● What the task asks:
In your copy of the entries, please include no pictures and return every word exactly.

● Material for this task:
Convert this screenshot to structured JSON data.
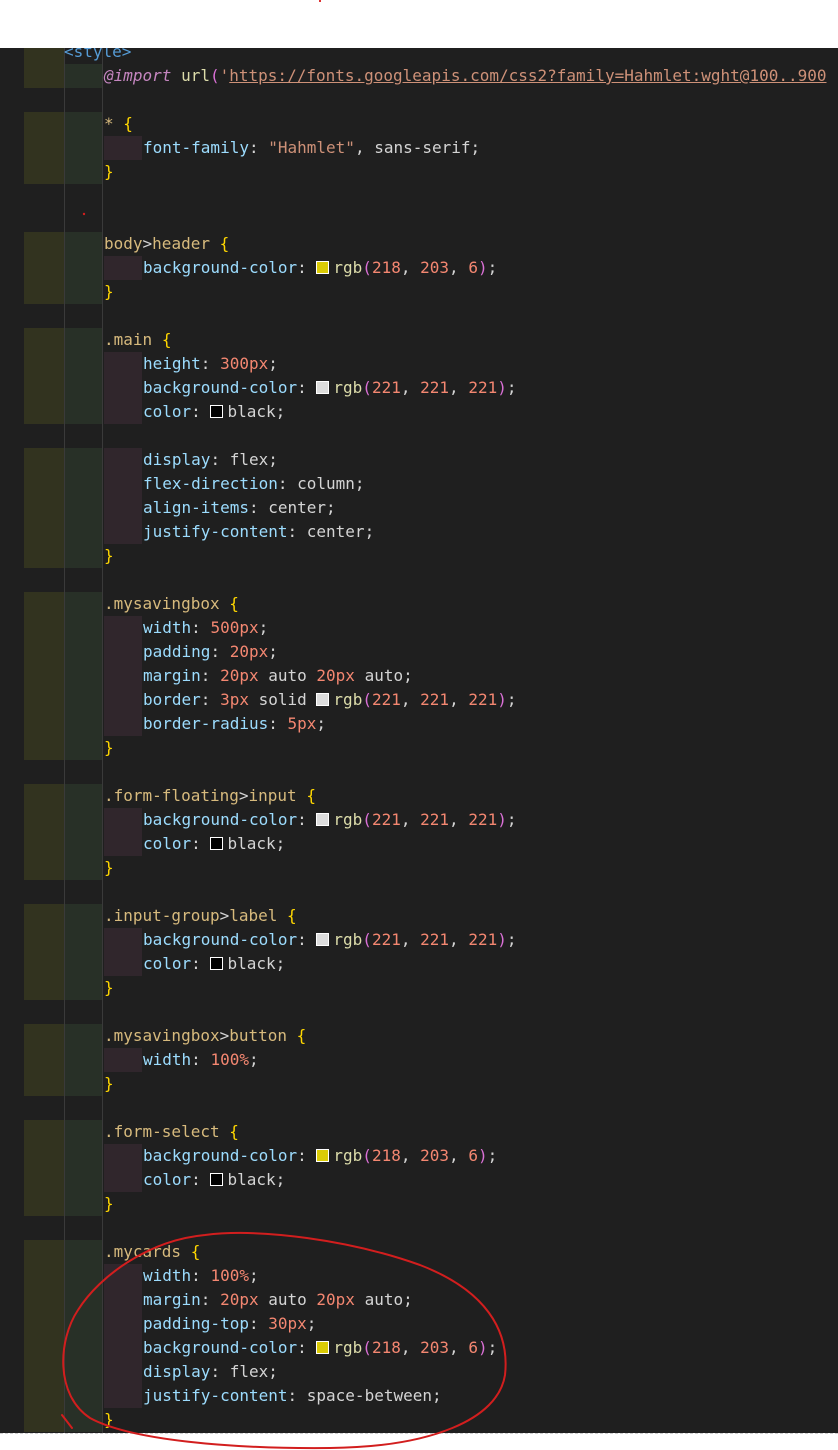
{
  "editor": {
    "lines": [
      {
        "text": "<style>",
        "indent": 0
      },
      {
        "text": "@import url('https://fonts.googleapis.com/css2?family=Hahmlet:wght@100..900",
        "indent": 1
      },
      {
        "text": "",
        "indent": 0
      },
      {
        "text": "* {",
        "indent": 1
      },
      {
        "text": "font-family: \"Hahmlet\", sans-serif;",
        "indent": 2
      },
      {
        "text": "}",
        "indent": 1
      },
      {
        "text": "",
        "indent": 0
      },
      {
        "text": "",
        "indent": 0
      },
      {
        "text": "body>header {",
        "indent": 1
      },
      {
        "text": "background-color: rgb(218, 203, 6);",
        "indent": 2,
        "swatch": "#dacb06"
      },
      {
        "text": "}",
        "indent": 1
      },
      {
        "text": "",
        "indent": 0
      },
      {
        "text": ".main {",
        "indent": 1
      },
      {
        "text": "height: 300px;",
        "indent": 2
      },
      {
        "text": "background-color: rgb(221, 221, 221);",
        "indent": 2,
        "swatch": "#dddddd"
      },
      {
        "text": "color: black;",
        "indent": 2,
        "swatch": "#000000"
      },
      {
        "text": "",
        "indent": 0
      },
      {
        "text": "display: flex;",
        "indent": 2
      },
      {
        "text": "flex-direction: column;",
        "indent": 2
      },
      {
        "text": "align-items: center;",
        "indent": 2
      },
      {
        "text": "justify-content: center;",
        "indent": 2
      },
      {
        "text": "}",
        "indent": 1
      },
      {
        "text": "",
        "indent": 0
      },
      {
        "text": ".mysavingbox {",
        "indent": 1
      },
      {
        "text": "width: 500px;",
        "indent": 2
      },
      {
        "text": "padding: 20px;",
        "indent": 2
      },
      {
        "text": "margin: 20px auto 20px auto;",
        "indent": 2
      },
      {
        "text": "border: 3px solid rgb(221, 221, 221);",
        "indent": 2,
        "swatch": "#dddddd"
      },
      {
        "text": "border-radius: 5px;",
        "indent": 2
      },
      {
        "text": "}",
        "indent": 1
      },
      {
        "text": "",
        "indent": 0
      },
      {
        "text": ".form-floating>input {",
        "indent": 1
      },
      {
        "text": "background-color: rgb(221, 221, 221);",
        "indent": 2,
        "swatch": "#dddddd"
      },
      {
        "text": "color: black;",
        "indent": 2,
        "swatch": "#000000"
      },
      {
        "text": "}",
        "indent": 1
      },
      {
        "text": "",
        "indent": 0
      },
      {
        "text": ".input-group>label {",
        "indent": 1
      },
      {
        "text": "background-color: rgb(221, 221, 221);",
        "indent": 2,
        "swatch": "#dddddd"
      },
      {
        "text": "color: black;",
        "indent": 2,
        "swatch": "#000000"
      },
      {
        "text": "}",
        "indent": 1
      },
      {
        "text": "",
        "indent": 0
      },
      {
        "text": ".mysavingbox>button {",
        "indent": 1
      },
      {
        "text": "width: 100%;",
        "indent": 2
      },
      {
        "text": "}",
        "indent": 1
      },
      {
        "text": "",
        "indent": 0
      },
      {
        "text": ".form-select {",
        "indent": 1
      },
      {
        "text": "background-color: rgb(218, 203, 6);",
        "indent": 2,
        "swatch": "#dacb06"
      },
      {
        "text": "color: black;",
        "indent": 2,
        "swatch": "#000000"
      },
      {
        "text": "}",
        "indent": 1
      },
      {
        "text": "",
        "indent": 0
      },
      {
        "text": ".mycards {",
        "indent": 1
      },
      {
        "text": "width: 100%;",
        "indent": 2
      },
      {
        "text": "margin: 20px auto 20px auto;",
        "indent": 2
      },
      {
        "text": "padding-top: 30px;",
        "indent": 2
      },
      {
        "text": "background-color: rgb(218, 203, 6);",
        "indent": 2,
        "swatch": "#dacb06"
      },
      {
        "text": "display: flex;",
        "indent": 2
      },
      {
        "text": "justify-content: space-between;",
        "indent": 2
      },
      {
        "text": "}",
        "indent": 1
      }
    ]
  },
  "theme": {
    "background": "#1f1f1f",
    "annotation_color": "#d21e1e"
  }
}
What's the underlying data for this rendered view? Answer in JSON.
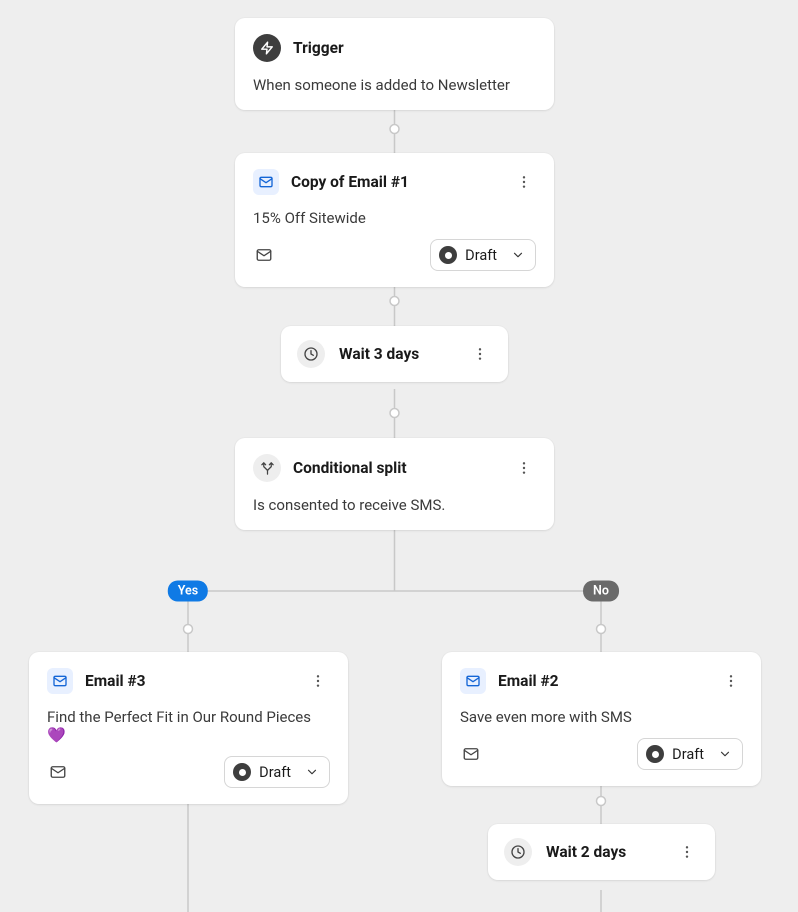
{
  "trigger": {
    "title": "Trigger",
    "desc": "When someone is added to Newsletter"
  },
  "email1": {
    "title": "Copy of Email #1",
    "desc": "15% Off Sitewide",
    "status": "Draft"
  },
  "wait1": {
    "title": "Wait 3 days"
  },
  "split": {
    "title": "Conditional split",
    "desc": "Is consented to receive SMS."
  },
  "branch": {
    "yes_label": "Yes",
    "no_label": "No"
  },
  "email3": {
    "title": "Email #3",
    "desc": "Find the Perfect Fit in Our Round Pieces 💜",
    "status": "Draft"
  },
  "email2": {
    "title": "Email #2",
    "desc": "Save even more with SMS",
    "status": "Draft"
  },
  "wait2": {
    "title": "Wait 2 days"
  },
  "icons": {
    "bolt": "bolt-icon",
    "mail": "mail-icon",
    "clock": "clock-icon",
    "split": "split-icon",
    "more": "more-vertical-icon"
  }
}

● The completed task:
Convert this screenshot to structured JSON data.
{
  "editor": {
    "lines": [
      {
        "text": "<style>",
        "indent": 0
      },
      {
        "text": "@import url('https://fonts.googleapis.com/css2?family=Hahmlet:wght@100..900",
        "indent": 1
      },
      {
        "text": "",
        "indent": 0
      },
      {
        "text": "* {",
        "indent": 1
      },
      {
        "text": "font-family: \"Hahmlet\", sans-serif;",
        "indent": 2
      },
      {
        "text": "}",
        "indent": 1
      },
      {
        "text": "",
        "indent": 0
      },
      {
        "text": "",
        "indent": 0
      },
      {
        "text": "body>header {",
        "indent": 1
      },
      {
        "text": "background-color: rgb(218, 203, 6);",
        "indent": 2,
        "swatch": "#dacb06"
      },
      {
        "text": "}",
        "indent": 1
      },
      {
        "text": "",
        "indent": 0
      },
      {
        "text": ".main {",
        "indent": 1
      },
      {
        "text": "height: 300px;",
        "indent": 2
      },
      {
        "text": "background-color: rgb(221, 221, 221);",
        "indent": 2,
        "swatch": "#dddddd"
      },
      {
        "text": "color: black;",
        "indent": 2,
        "swatch": "#000000"
      },
      {
        "text": "",
        "indent": 0
      },
      {
        "text": "display: flex;",
        "indent": 2
      },
      {
        "text": "flex-direction: column;",
        "indent": 2
      },
      {
        "text": "align-items: center;",
        "indent": 2
      },
      {
        "text": "justify-content: center;",
        "indent": 2
      },
      {
        "text": "}",
        "indent": 1
      },
      {
        "text": "",
        "indent": 0
      },
      {
        "text": ".mysavingbox {",
        "indent": 1
      },
      {
        "text": "width: 500px;",
        "indent": 2
      },
      {
        "text": "padding: 20px;",
        "indent": 2
      },
      {
        "text": "margin: 20px auto 20px auto;",
        "indent": 2
      },
      {
        "text": "border: 3px solid rgb(221, 221, 221);",
        "indent": 2,
        "swatch": "#dddddd"
      },
      {
        "text": "border-radius: 5px;",
        "indent": 2
      },
      {
        "text": "}",
        "indent": 1
      },
      {
        "text": "",
        "indent": 0
      },
      {
        "text": ".form-floating>input {",
        "indent": 1
      },
      {
        "text": "background-color: rgb(221, 221, 221);",
        "indent": 2,
        "swatch": "#dddddd"
      },
      {
        "text": "color: black;",
        "indent": 2,
        "swatch": "#000000"
      },
      {
        "text": "}",
        "indent": 1
      },
      {
        "text": "",
        "indent": 0
      },
      {
        "text": ".input-group>label {",
        "indent": 1
      },
      {
        "text": "background-color: rgb(221, 221, 221);",
        "indent": 2,
        "swatch": "#dddddd"
      },
      {
        "text": "color: black;",
        "indent": 2,
        "swatch": "#000000"
      },
      {
        "text": "}",
        "indent": 1
      },
      {
        "text": "",
        "indent": 0
      },
      {
        "text": ".mysavingbox>button {",
        "indent": 1
      },
      {
        "text": "width: 100%;",
        "indent": 2
      },
      {
        "text": "}",
        "indent": 1
      },
      {
        "text": "",
        "indent": 0
      },
      {
        "text": ".form-select {",
        "indent": 1
      },
      {
        "text": "background-color: rgb(218, 203, 6);",
        "indent": 2,
        "swatch": "#dacb06"
      },
      {
        "text": "color: black;",
        "indent": 2,
        "swatch": "#000000"
      },
      {
        "text": "}",
        "indent": 1
      },
      {
        "text": "",
        "indent": 0
      },
      {
        "text": ".mycards {",
        "indent": 1
      },
      {
        "text": "width: 100%;",
        "indent": 2
      },
      {
        "text": "margin: 20px auto 20px auto;",
        "indent": 2
      },
      {
        "text": "padding-top: 30px;",
        "indent": 2
      },
      {
        "text": "background-color: rgb(218, 203, 6);",
        "indent": 2,
        "swatch": "#dacb06"
      },
      {
        "text": "display: flex;",
        "indent": 2
      },
      {
        "text": "justify-content: space-between;",
        "indent": 2
      },
      {
        "text": "}",
        "indent": 1
      }
    ]
  },
  "theme": {
    "background": "#1f1f1f",
    "annotation_color": "#d21e1e"
  }
}
What's the underlying data for this rendered view? Answer in JSON.
{
  "trigger": {
    "title": "Trigger",
    "desc": "When someone is added to Newsletter"
  },
  "email1": {
    "title": "Copy of Email #1",
    "desc": "15% Off Sitewide",
    "status": "Draft"
  },
  "wait1": {
    "title": "Wait 3 days"
  },
  "split": {
    "title": "Conditional split",
    "desc": "Is consented to receive SMS."
  },
  "branch": {
    "yes_label": "Yes",
    "no_label": "No"
  },
  "email3": {
    "title": "Email #3",
    "desc": "Find the Perfect Fit in Our Round Pieces 💜",
    "status": "Draft"
  },
  "email2": {
    "title": "Email #2",
    "desc": "Save even more with SMS",
    "status": "Draft"
  },
  "wait2": {
    "title": "Wait 2 days"
  },
  "icons": {
    "bolt": "bolt-icon",
    "mail": "mail-icon",
    "clock": "clock-icon",
    "split": "split-icon",
    "more": "more-vertical-icon"
  }
}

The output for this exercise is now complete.